__WORK INSTRUCTIONS__.
Go through the listing and set it down exactly, leaving out its pictures.

====

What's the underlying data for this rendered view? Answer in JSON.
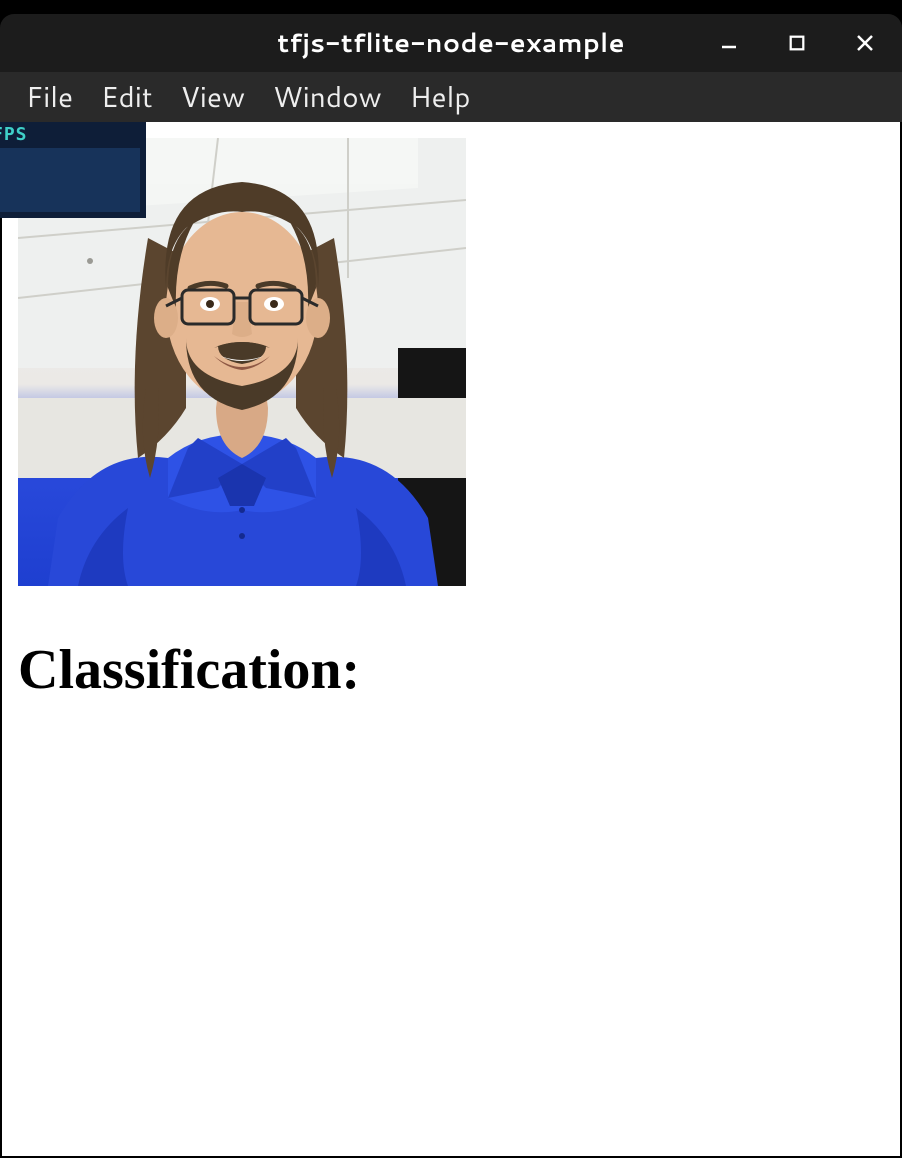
{
  "window": {
    "title": "tfjs-tflite-node-example"
  },
  "menubar": {
    "items": [
      {
        "label": "File"
      },
      {
        "label": "Edit"
      },
      {
        "label": "View"
      },
      {
        "label": "Window"
      },
      {
        "label": "Help"
      }
    ]
  },
  "fps": {
    "label": "FPS"
  },
  "main": {
    "classification_heading": "Classification:"
  }
}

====

__SOLUTION__.
What's the underlying data for this rendered view? Answer in JSON.
{
  "window": {
    "title": "tfjs-tflite-node-example"
  },
  "menubar": {
    "items": [
      {
        "label": "File"
      },
      {
        "label": "Edit"
      },
      {
        "label": "View"
      },
      {
        "label": "Window"
      },
      {
        "label": "Help"
      }
    ]
  },
  "fps": {
    "label": "FPS"
  },
  "main": {
    "classification_heading": "Classification:"
  }
}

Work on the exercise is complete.